permits: RNA and protein structure prediction, microarray analysis,
post-translational modification prediction, gene regulatory dynamics,
and whole-genome sequencing techniques." One thing not mentioned there
that I would like to at least briefly cover is hidden Markov models
(HMMs). We will be using the programming language Python as our primary computational tool, with the biopython module. All of the software we will be using is free.

**Exams:** There will be a midterm Friday, March 14th, and a final exam on Tuesday, May 13th, in EduE 40, from 2 to 4 pm.

A practice midterm and final will be posted here a week before each exam.

Practice Final Exam

**Projects:** There will be several projects and presentations for small groups.

**Grading: ** You will be evaluated in a
variety of ways: homework/labs, class participation (including worksheets) and presentations, and
exams. The midterm exam will be count for approximately 15% of the grade, and the final exam about 25%.

**Assignments and labs: ** Most of the assignments will be either readings or group lab assignments. Labs will mostly be done using the computational platform Sage.

- Read the first two chapters of the textbook, which covers much of the biological knowledge that is essential for the course.
- Read chapters 3 and 4 of the textbook.
- Lab 1: Introduction to Sage and biopython. Sage servers (pick one at random):

sage.d.umn.edu

erdos.d.umn.edu

Server 3.

- Lab 2: The Jukes-Cantor model. Sage servers (pick one at random):

sage.d.umn.edu

erdos.d.umn.edu

Server 3.

- Read chapter 6 of the textbook, and the emailed short paper on dynamic programming.
- Lab 3: The scoring matrices. Sage servers:

sage.d.umn.edu

erdos.d.umn.edu

Server 3.

- Read chapter 7 of the textbook.
- Lab 4: Dynamic programming. Sage servers:

sage.d.umn.edu

erdos.d.umn.edu

Server 3. - Lab 5: Entropy. Sage servers:

sage.d.umn.edu

erdos.d.umn.edu

Server 3. - Read chapter 8 of the textbook.
- Read chapters 9 and 10 in the textbook, and the phylogeny article of T. Ryan Gregory.
- Lab 6: Phylogenetics. Sage servers:

sage.d.umn.edu

erdos.d.umn.edu

Server 3. - Lab 7: Regular expressions. Sage servers:

sage.d.umn.edu

erdos.d.umn.edu

Server 3.

**Resources:**

Khan Academy. These videos are usually 15 minutes or less and focus on one topic at a time. For this course, the biology video "DNA" is most relevant, but many of them might be useful for providing some context, particularly those focused on molecular biology such as "Chromosomes, Chromatids, Chromatin, etc." and the series starting with "Introduction to Cellular Respiration".

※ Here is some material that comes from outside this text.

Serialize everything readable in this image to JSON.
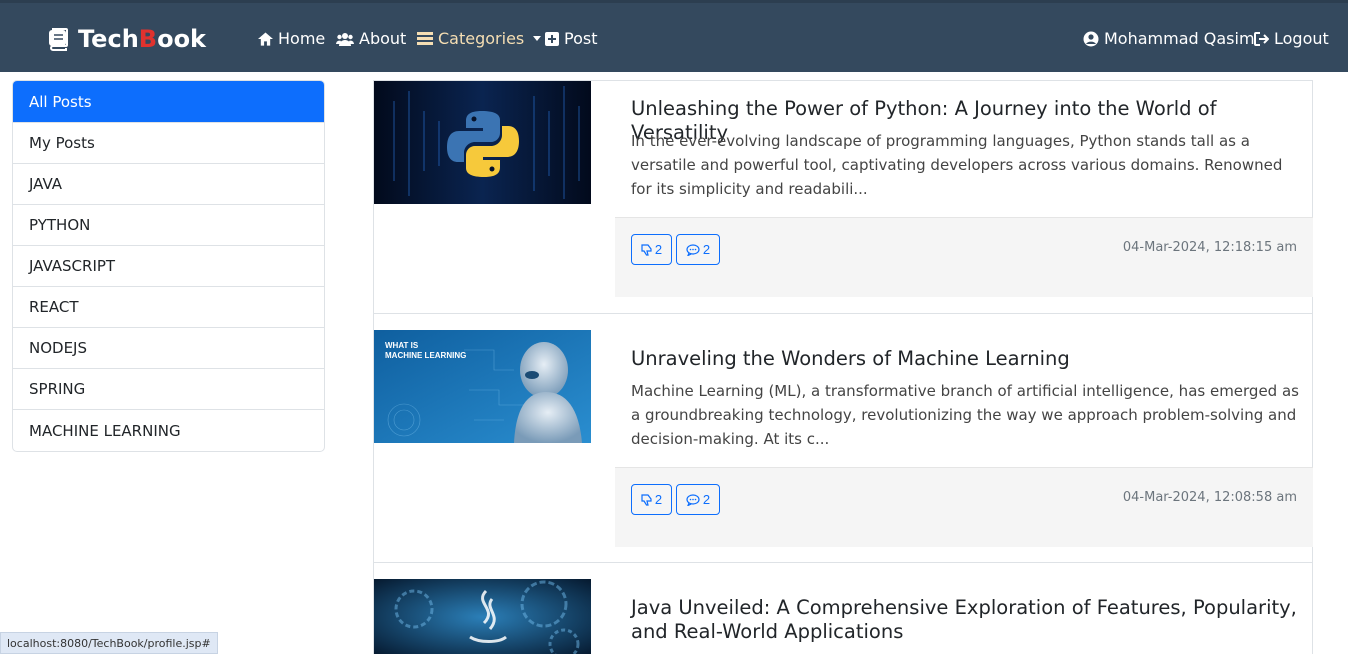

NCBI education site. This has many links to tutorials and primers on a variety of subjects.

NCBI Entrez Often the right place to start

Sage This is a python-based open-source math project includes biopython as an optional package.

Interactive Python tutorial. This is a very nicely done introduction to some of the basic features of the Python language.

Rosalind, a good site for practicing using biopython for bioinformatics.

Python Tutorial A short tutorial by the creator of python, Guido van Rossum. In addition, the Python Library Reference has more complete documentation.

Think Python by Allen Downey. He has some other good free books that use Python that may be useful or interesting to you: Think Stats and Think Complexity.

Biopython tutorial. Covers many things, such as parsing structure files from the Protein Data Bank, that we will not cover in this course (as well as a lot that we will cover).

** Student Conduct Code:** see the full description at http://www.d.umn.edu/assl/conduct/code/.

**Policy statement:** The University of Minnesota is committed to
the policy that all persons shall have equal access to its programs,
facilities, and employment without regard to race, religion, color,
sex, national origin, handicap, age, veteran status, or sexual
orientation.

**Disabilities: **An individual who has a disability, either
permanent or temporary, which might affect his/her ability to perform
in this class should contact the instructor as soon as possible so that
he can adapt methods, materials and/or tests as needed to provide for
equitable participation.